The project “Senior biomechanical 3D modelling researcher — BioMech-3D” financed from the European Union’s Horizon 2020 research and innovation programme under grant agreement No 861876 has been implemented
Patient‐specific orthopedic implants is a clinically promising treatment option for total hip replacement (THR) to better match an individual’s bone anatomy. Such implants would help to reduce overall procedural costs, minimize surgical time, and maximize patient outcomes by achieving better implant fit. Nowadays pre-surgical joint replacement software tools evaluate only 3D models of bones reconstructed from CT images, disregarding biomechanics of joints of individual patient. Biomechanical evaluation helps to predict how implant design and positioning would affect joint function after THR. Absence of biomechanical evaluation may lead to non-predictable and undesirable long-term mechanical effects on replaceable joint area and other related joints. Therefore, Ortho Baltic aims to develop a surgeon-friendly 3D biomechanical simulation functionality for the use in preoperative planning stage of joint replacement surgery in a 3D models-based pre-surgical planning software MICE.
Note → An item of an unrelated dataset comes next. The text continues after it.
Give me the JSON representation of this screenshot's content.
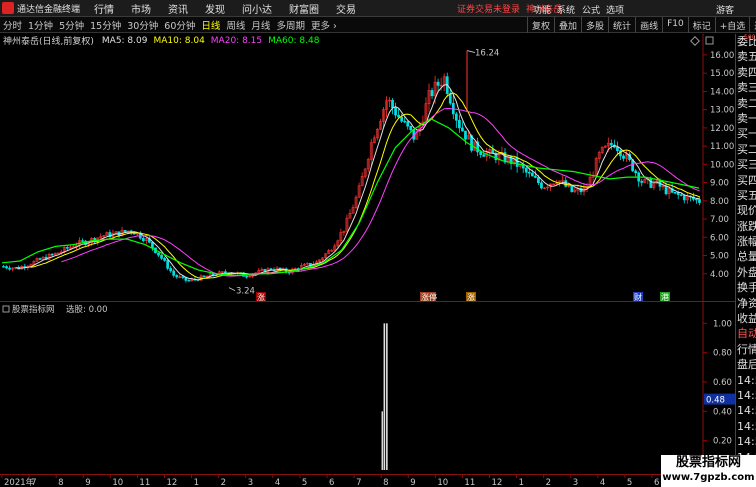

Joint replacement surgery is one of the most frequently performed and effective surgeries worldwide. The aim of joint replacement is to relieve pain, restore biomechanical function and improve quality of life for patients. THR is a surgical procedure in which the hip joint is replaced by a prosthetic implant. It is normally conducted to relieve arthritis pain or treat severe physical joint damage following hip fracture. The OECD (OECD Health Statistics 2019) averages are 182 per 100 000 population for THR. Demographic change (increased mean age in population), increasing life expectancy, ongoing development of medical care, and economic growth resulted in a growth of THR surgeries. Therefore, the long-term survivorship of THR implants is increasingly relevant. As more patients undergo THR in younger age, the rate of revision hip implant surgeries due to complications has risen sharply due to higher mobility of patients. All hip replacements would eventually fail if in situ long enough because of processes such as infection, fracture, or a combination of normal tribological and biological processes, such as loosening and wear (Evans et al. 2019). The vast majority of THR are successful but approximately 5% of people who receive a hip implant may require revision surgery within 10 years, and 15% of patients needed revision surgery within 20 years (Evans et al. 2019). The most common reasons for revision are: mechanical failure of implant, periprosthetic bone fracture, repetitive dislocation, and infection. Revision THR causes growing and leads to important clinical and economic challenges in developed countries worldwide.
The goal of BioMech-3D was to add biomechanical evaluation to the workflow (Figure 1) of the design of the subject-specific hip implant for THR surgery; this would help to estimate how hip implant design/position would affect the hip joint function and to define the optimal implant design to restore the joint function. Further, this functionality will be used for planning of subject-specific implants on other human joints and will be integrated to MICE.
BioMech-3D project started in January 2020 and was completed successfully in December 2020 when all project aims and milestones were fully achieved. The Work plan consisted of four work packages, which were executed according to the plan and schedule (WP1. Training program and integration; WP2. Development of the innovation project by the associate; WP3. Project management; WP4. Ethics requirements). All deliverables and milestones were also implemented.
The individualized hip implant for THR surgery was designed based on analysis of 3D geometry of the bones of the patient and biomechanical evaluation of the patient-specific musculoskeletal model of the hip joint at the baseline and with the simulated implant, finite element analysis of the implant was performed; and the biomechanical evaluation was verified. Automatization methodology of musculoskeletal modelling and biomechanical analysis of hip implant was developed. Technical documentation of hip implant design was updated according ISO 13485.
BioMech-3D project contributed to advancement in design and validation of patient-specific implants, better adjusted to individual patients’ clinical needs, and with reduced risk of revision surgery in a future. Developed methodology will be used by Ortho Baltic in a future in THR surgery planning. The nearest plan is to include biomechanical evaluation to the planning of temporomandibular joint implant and implementation of real-time biomechanical evaluation of implant design in web-based pre-surgical planning software MICE.
|This project has received funding from the European Union’s Horizon 2020 research and innovation programme under grant agreement No No 861876.|